Work order
What is the number of lines in the entries that contain the word "SSTO"? Reply with that number only.

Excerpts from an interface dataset
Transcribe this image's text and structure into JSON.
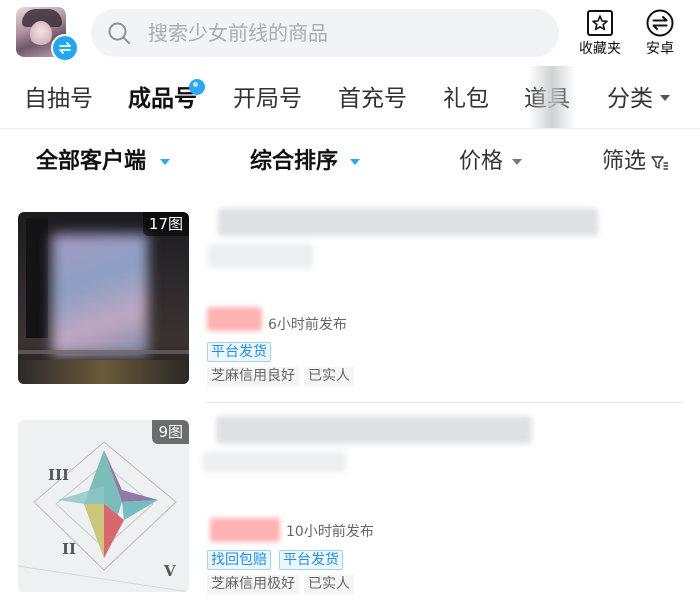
{
  "header": {
    "search_placeholder": "搜索少女前线的商品",
    "favorites_label": "收藏夹",
    "platform_label": "安卓"
  },
  "tabs": [
    {
      "label": "自抽号",
      "active": false
    },
    {
      "label": "成品号",
      "active": true,
      "has_dot": true
    },
    {
      "label": "开局号",
      "active": false
    },
    {
      "label": "首充号",
      "active": false
    },
    {
      "label": "礼包",
      "active": false
    },
    {
      "label": "道具",
      "active": false
    },
    {
      "label": "分类",
      "active": false,
      "dropdown": true
    }
  ],
  "filters": {
    "client": "全部客户端",
    "sort": "综合排序",
    "price": "价格",
    "screen": "筛选"
  },
  "listings": [
    {
      "image_count": "17图",
      "posted": "6小时前发布",
      "service_tags": [
        "平台发货"
      ],
      "credit_tags": [
        "芝麻信用良好",
        "已实人"
      ]
    },
    {
      "image_count": "9图",
      "posted": "10小时前发布",
      "service_tags": [
        "找回包赔",
        "平台发货"
      ],
      "credit_tags": [
        "芝麻信用极好",
        "已实人"
      ]
    }
  ],
  "colors": {
    "accent": "#2aa8f5",
    "tag_blue": "#1f8fe6",
    "price_blur": "#ffb3b3"
  }
}
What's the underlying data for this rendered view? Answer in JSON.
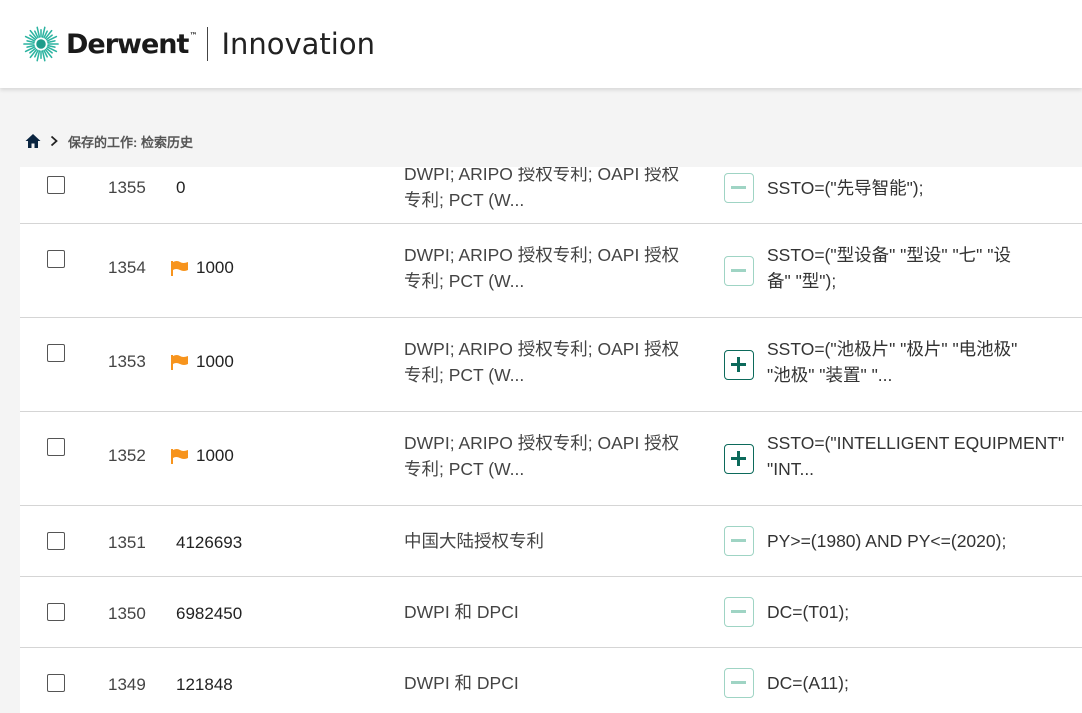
{
  "header": {
    "brand": "Derwent",
    "trademark": "™",
    "product": "Innovation"
  },
  "breadcrumb": {
    "home_icon": "home-icon",
    "separator_icon": "chevron-right-icon",
    "current": "保存的工作: 检索历史"
  },
  "colors": {
    "flag": "#f7941d",
    "toggle_minus": "#9fd4c4",
    "toggle_plus": "#0c6a5b"
  },
  "rows": [
    {
      "id": "1355",
      "count": "0",
      "flagged": false,
      "db_line1": "DWPI; ARIPO 授权专利; OAPI 授权",
      "db_line2": "专利; PCT (W...",
      "toggle": "minus",
      "q_line1": "SSTO=(\"先导智能\");",
      "q_line2": ""
    },
    {
      "id": "1354",
      "count": "1000",
      "flagged": true,
      "db_line1": "DWPI; ARIPO 授权专利; OAPI 授权",
      "db_line2": "专利; PCT (W...",
      "toggle": "minus",
      "q_line1": "SSTO=(\"型设备\" \"型设\" \"七\" \"设",
      "q_line2": "备\" \"型\");"
    },
    {
      "id": "1353",
      "count": "1000",
      "flagged": true,
      "db_line1": "DWPI; ARIPO 授权专利; OAPI 授权",
      "db_line2": "专利; PCT (W...",
      "toggle": "plus",
      "q_line1": "SSTO=(\"池极片\" \"极片\" \"电池极\"",
      "q_line2": "\"池极\" \"装置\" \"..."
    },
    {
      "id": "1352",
      "count": "1000",
      "flagged": true,
      "db_line1": "DWPI; ARIPO 授权专利; OAPI 授权",
      "db_line2": "专利; PCT (W...",
      "toggle": "plus",
      "q_line1": "SSTO=(\"INTELLIGENT EQUIPMENT\"",
      "q_line2": "\"INT..."
    },
    {
      "id": "1351",
      "count": "4126693",
      "flagged": false,
      "db_line1": "中国大陆授权专利",
      "db_line2": "",
      "toggle": "minus",
      "q_line1": "PY>=(1980) AND PY<=(2020);",
      "q_line2": ""
    },
    {
      "id": "1350",
      "count": "6982450",
      "flagged": false,
      "db_line1": "DWPI 和 DPCI",
      "db_line2": "",
      "toggle": "minus",
      "q_line1": "DC=(T01);",
      "q_line2": ""
    },
    {
      "id": "1349",
      "count": "121848",
      "flagged": false,
      "db_line1": "DWPI 和 DPCI",
      "db_line2": "",
      "toggle": "minus",
      "q_line1": "DC=(A11);",
      "q_line2": ""
    }
  ]
}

Result of the task
4